When they arrived in Scotland, they quickly became a part of Scottish life. Every town would hire a bagpiper, usually out of special taxes from the wealthy families in the area, who would pipe for townspeople on all occasions. In some places, the piper would play in churches in place of an organ. As time went on, the bagpipes in the British Isles evolved and various types of pipes and piping were developed. Marches, strathspeys, hornpipes, and reels were perfected and played on the Highland Bagpipes, the Lowland Bagpipes, the Northumbria pipes, and the Irish Union pipes.
The Scottish people have made the bagpipes one of the outstanding parts of their culture. In many songs, stories, and poems, the Scots have celebrated their pipes, and unlike many other cultures, they have kept the pipes alive as part of their musical tradition. But still, if you don't have a great Uncle Fergus from Ayr who played the Lowland pipes, you might have an Uncle Garcia from Madrid who played the Gaita.

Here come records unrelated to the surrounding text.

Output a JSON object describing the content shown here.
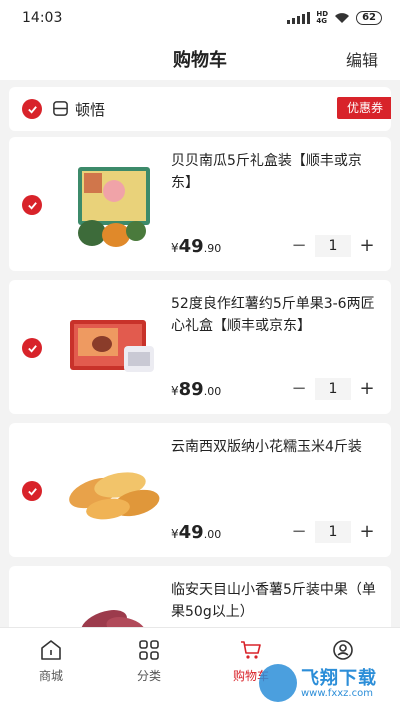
{
  "status_bar": {
    "time": "14:03",
    "network": "4G",
    "battery": "62"
  },
  "header": {
    "title": "购物车",
    "edit_label": "编辑"
  },
  "shop": {
    "name": "顿悟",
    "coupon_label": "优惠券"
  },
  "cart_items": [
    {
      "title": "贝贝南瓜5斤礼盒装【顺丰或京东】",
      "currency": "¥",
      "price_int": "49",
      "price_dec": ".90",
      "quantity": "1",
      "minus": "−",
      "plus": "+"
    },
    {
      "title": "52度良作红薯约5斤单果3-6两匠心礼盒【顺丰或京东】",
      "currency": "¥",
      "price_int": "89",
      "price_dec": ".00",
      "quantity": "1",
      "minus": "−",
      "plus": "+"
    },
    {
      "title": "云南西双版纳小花糯玉米4斤装",
      "currency": "¥",
      "price_int": "49",
      "price_dec": ".00",
      "quantity": "1",
      "minus": "−",
      "plus": "+"
    },
    {
      "title": "临安天目山小香薯5斤装中果（单果50g以上）",
      "currency": "¥",
      "price_int": "",
      "price_dec": "",
      "quantity": "",
      "minus": "",
      "plus": ""
    }
  ],
  "tabs": [
    {
      "label": "商城",
      "icon": "home-icon"
    },
    {
      "label": "分类",
      "icon": "category-icon"
    },
    {
      "label": "购物车",
      "icon": "cart-icon",
      "active": true
    },
    {
      "label": "",
      "icon": "user-icon"
    }
  ],
  "watermark": {
    "text": "飞翔下载",
    "url": "www.fxxz.com"
  },
  "colors": {
    "accent": "#d8232a",
    "background": "#f3f3f3",
    "card": "#ffffff",
    "watermark": "#2c8ed8"
  }
}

Well, folks, that’s it for the month of June! But Don’t forget our Aviation concert on Saturday 14th July 2018.05.14 Tickets available from Computicket check our website for more detail.